The China International Economic and Trade Arbitration Commission ("CIETAC") is one of the world's major arbitration forums, handling both domestic disputes and matters involving foreign parties. In fulfilling construction contracts, it is common for unforeseen circumstances to arise, giving occasion for disputes. In such situations, it is common practice for those involved to utilise arbitration over litigation due to the highly technical and complex nature of the issues involved, usually requiring some form of expert knowledge.
In order to help the dispute resolution process, CIETAC issued the "Construction Dispute Review Rules (Trial)" (the "Rules") in January of 2010 effective as of 1 May 2010. The Rules set out guidelines for a new system of dispute resolution when dealing with construction contracts.
The New System
The Dispute Review Board
Under the Rules, parties in dispute over construction contract fulfilment are given the option of referring the dispute to a Dispute Review Board ("DRB") for resolution.
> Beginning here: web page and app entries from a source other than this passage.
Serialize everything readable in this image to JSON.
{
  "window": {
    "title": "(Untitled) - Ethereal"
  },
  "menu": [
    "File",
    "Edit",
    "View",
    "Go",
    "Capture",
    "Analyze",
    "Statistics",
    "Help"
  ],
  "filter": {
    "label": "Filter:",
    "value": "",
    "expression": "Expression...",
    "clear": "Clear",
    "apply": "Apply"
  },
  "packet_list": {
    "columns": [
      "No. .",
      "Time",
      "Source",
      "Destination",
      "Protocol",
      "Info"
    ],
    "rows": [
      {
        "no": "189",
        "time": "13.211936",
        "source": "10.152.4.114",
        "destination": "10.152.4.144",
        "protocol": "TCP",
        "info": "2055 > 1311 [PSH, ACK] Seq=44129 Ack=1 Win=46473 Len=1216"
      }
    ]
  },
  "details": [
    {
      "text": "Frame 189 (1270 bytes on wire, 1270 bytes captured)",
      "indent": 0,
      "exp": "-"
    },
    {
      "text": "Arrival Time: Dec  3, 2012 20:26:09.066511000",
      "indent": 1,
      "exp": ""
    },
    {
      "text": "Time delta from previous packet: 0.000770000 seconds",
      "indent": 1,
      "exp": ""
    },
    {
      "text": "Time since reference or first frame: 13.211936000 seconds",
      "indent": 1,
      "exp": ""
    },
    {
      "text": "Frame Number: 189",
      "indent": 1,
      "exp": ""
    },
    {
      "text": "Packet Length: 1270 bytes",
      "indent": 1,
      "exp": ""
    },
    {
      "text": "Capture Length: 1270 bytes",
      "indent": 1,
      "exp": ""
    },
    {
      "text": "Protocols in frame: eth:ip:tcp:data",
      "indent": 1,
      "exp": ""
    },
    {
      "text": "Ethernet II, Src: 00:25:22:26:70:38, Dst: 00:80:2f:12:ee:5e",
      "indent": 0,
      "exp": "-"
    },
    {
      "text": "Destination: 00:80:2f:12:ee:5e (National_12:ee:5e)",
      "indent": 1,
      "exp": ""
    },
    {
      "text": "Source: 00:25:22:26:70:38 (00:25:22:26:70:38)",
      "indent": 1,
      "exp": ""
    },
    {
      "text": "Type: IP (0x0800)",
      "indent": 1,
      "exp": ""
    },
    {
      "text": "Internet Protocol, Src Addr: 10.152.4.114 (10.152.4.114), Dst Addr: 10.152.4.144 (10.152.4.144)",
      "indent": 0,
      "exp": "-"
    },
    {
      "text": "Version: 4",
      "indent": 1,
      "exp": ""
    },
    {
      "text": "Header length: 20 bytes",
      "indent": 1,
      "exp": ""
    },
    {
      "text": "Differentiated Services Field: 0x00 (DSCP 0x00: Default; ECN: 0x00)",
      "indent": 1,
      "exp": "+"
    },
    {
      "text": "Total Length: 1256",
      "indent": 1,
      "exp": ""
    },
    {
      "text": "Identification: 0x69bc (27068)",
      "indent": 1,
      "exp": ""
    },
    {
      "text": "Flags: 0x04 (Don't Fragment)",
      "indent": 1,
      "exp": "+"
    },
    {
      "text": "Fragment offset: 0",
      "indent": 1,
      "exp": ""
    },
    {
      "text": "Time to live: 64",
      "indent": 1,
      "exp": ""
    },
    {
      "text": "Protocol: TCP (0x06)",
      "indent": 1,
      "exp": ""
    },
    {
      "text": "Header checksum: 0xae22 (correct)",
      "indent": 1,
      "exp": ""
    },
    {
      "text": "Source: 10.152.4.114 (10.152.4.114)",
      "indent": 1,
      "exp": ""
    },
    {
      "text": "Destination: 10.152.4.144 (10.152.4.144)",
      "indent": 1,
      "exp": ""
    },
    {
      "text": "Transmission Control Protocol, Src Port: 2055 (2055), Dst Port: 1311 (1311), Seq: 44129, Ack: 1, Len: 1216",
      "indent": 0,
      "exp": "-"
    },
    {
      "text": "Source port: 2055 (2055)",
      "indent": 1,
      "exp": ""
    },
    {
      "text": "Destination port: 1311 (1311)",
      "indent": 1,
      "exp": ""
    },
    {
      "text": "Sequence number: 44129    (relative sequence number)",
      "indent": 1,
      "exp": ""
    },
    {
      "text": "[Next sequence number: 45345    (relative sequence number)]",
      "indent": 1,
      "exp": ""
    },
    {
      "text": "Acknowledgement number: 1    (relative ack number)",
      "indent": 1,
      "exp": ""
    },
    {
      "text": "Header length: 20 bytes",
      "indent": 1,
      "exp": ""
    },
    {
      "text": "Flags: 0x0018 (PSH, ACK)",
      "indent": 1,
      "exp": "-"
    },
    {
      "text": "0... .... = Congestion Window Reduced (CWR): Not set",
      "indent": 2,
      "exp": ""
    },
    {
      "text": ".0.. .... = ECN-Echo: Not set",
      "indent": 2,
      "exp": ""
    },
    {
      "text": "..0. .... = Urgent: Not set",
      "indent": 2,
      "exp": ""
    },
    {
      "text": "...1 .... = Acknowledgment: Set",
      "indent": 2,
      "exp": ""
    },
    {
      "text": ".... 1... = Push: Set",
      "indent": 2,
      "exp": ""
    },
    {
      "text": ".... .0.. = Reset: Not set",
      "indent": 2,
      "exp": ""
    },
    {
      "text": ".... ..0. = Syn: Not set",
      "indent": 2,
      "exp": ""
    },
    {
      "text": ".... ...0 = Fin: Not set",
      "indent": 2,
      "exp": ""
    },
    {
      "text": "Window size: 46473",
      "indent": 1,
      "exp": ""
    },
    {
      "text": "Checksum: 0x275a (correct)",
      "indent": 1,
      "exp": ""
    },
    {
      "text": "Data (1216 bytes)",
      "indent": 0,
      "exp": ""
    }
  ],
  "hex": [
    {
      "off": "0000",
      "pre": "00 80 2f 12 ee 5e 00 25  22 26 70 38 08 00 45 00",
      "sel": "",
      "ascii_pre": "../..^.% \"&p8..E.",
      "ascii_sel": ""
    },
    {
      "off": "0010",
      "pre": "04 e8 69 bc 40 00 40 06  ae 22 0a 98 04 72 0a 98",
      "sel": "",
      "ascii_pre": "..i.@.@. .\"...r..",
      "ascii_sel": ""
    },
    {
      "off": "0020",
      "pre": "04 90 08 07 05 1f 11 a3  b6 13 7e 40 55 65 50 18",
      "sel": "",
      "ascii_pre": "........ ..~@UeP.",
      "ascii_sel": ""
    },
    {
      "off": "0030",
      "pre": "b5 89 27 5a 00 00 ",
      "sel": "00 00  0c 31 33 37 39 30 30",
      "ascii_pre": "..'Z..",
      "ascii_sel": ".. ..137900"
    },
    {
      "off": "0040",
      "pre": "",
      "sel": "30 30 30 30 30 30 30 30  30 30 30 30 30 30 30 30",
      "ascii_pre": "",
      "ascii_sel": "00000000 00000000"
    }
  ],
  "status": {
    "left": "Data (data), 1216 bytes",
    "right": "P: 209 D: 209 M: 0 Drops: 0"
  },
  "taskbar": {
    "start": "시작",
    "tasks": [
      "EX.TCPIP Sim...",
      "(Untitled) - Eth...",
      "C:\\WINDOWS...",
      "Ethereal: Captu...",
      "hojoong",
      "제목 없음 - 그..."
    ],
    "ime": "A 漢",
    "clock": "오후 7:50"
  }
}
When referring a dispute to the DRB, the parties may enter into an agreement detailing the function, jurisdiction and compensation of the DRB. In the absence of such an agreement, the Rules will apply.
There are two types of DRB: a standing DRB may be established at the time of the contract or within a time period agreed by the parties; or, an ad hoc DRB may be formed specifically to deal with a given dispute. The DRB shall be composed of three members unless the parties agree that the DRB will comprise only one member. While CIETAC maintains a list of recommended experts, the parties are free to appoint members not included on this list to the DRB.
Where the DRB is composed of only one member, the parties will appoint the member jointly, failing which the sole DRB member will be appointed by the Secretary-General of the CIETAC. For three-member DRBs, each party elects one member, and the two nominees then jointly select a third member, who shall be the chairman of the DRB. DRB members are expected to have significant experience and expertise in the construction industry as well as experience with contract management.
Rights and Procedures
In the course of resolving a dispute, the DRB can organise review proceedings and any other measures it deems appropriate to evaluate the dispute. The jurisdiction of the DRB includes deciding its jurisdiction in relation to the dispute and the scope of review; deciding the procedural arrangement; calling of meetings, site visits and hearings; questioning the parties, their representatives and witnesses; deciding to conduct an appraisal and appointing an expert for opinion on specific or legal issues.
Within 84 days of commencing the review proceedings, the DRB will provide the relevant parties with its decision supported by its reasoning. In three-member DRBs, if a member has a dissenting opinion, he shall submit his opinion on the matter. However, this dissenting opinion does not form part of the decision.
Decision of the DRB
Once a decision is made, either party is allowed to submit a written objection to the decision with reasons within 14 days of issuance. If no objection is lodged within 14 days, the decision is binding on both parties. If there is an objection, the decision of the review committee is no longer binding. However, if the issue is taken to court or to arbitration, the opinion of the DRB can be admitted as evidence. All of the above is subject to modification through contractual agreement by both parties.
The new system promoted by the Rules is an attempt to deal with niche problems that may arise in the course of fulfilling a construction contract. An important advantage conferred by the system is the shortened timeframe for decisions (as compared to CIETAC arbitration, which can take considerably longer), which makes the system very appealing for settling disputes of a small scale or minor nature. Those in common law jurisdictions will not be comfortable with the idea of opinions of the DRB being admissible in subsequent proceedings though this can be contracted out of.
However, the right of objection, which nullifies any binding nature of the decisions of the DRB, limits the effectiveness of the new system. In cases where either party stands to suffer significant financial distress, objections are likely to be raised as a matter of course. That said, from the perspective of the Rules, there needs to be some finality and hence such a provision.
In principle, the Rules will help ease the friction which arises between parties during the currency of a construction contract, but significant matters involving substantial financial gains or losses are likely to remain the domain of CIETAC.
The Rules were first published in Chinese on CIETAC's website (http://cn.cietac.org/Accreditation/index.asp). Recently, the English version has become available at http://www.cietac.org/index.cms under the section entitled "Rules".
For inquiries related to this Legal Update, please contact:
Geoffrey Chan (firstname.lastname@example.org)
Tom Fu (email@example.com)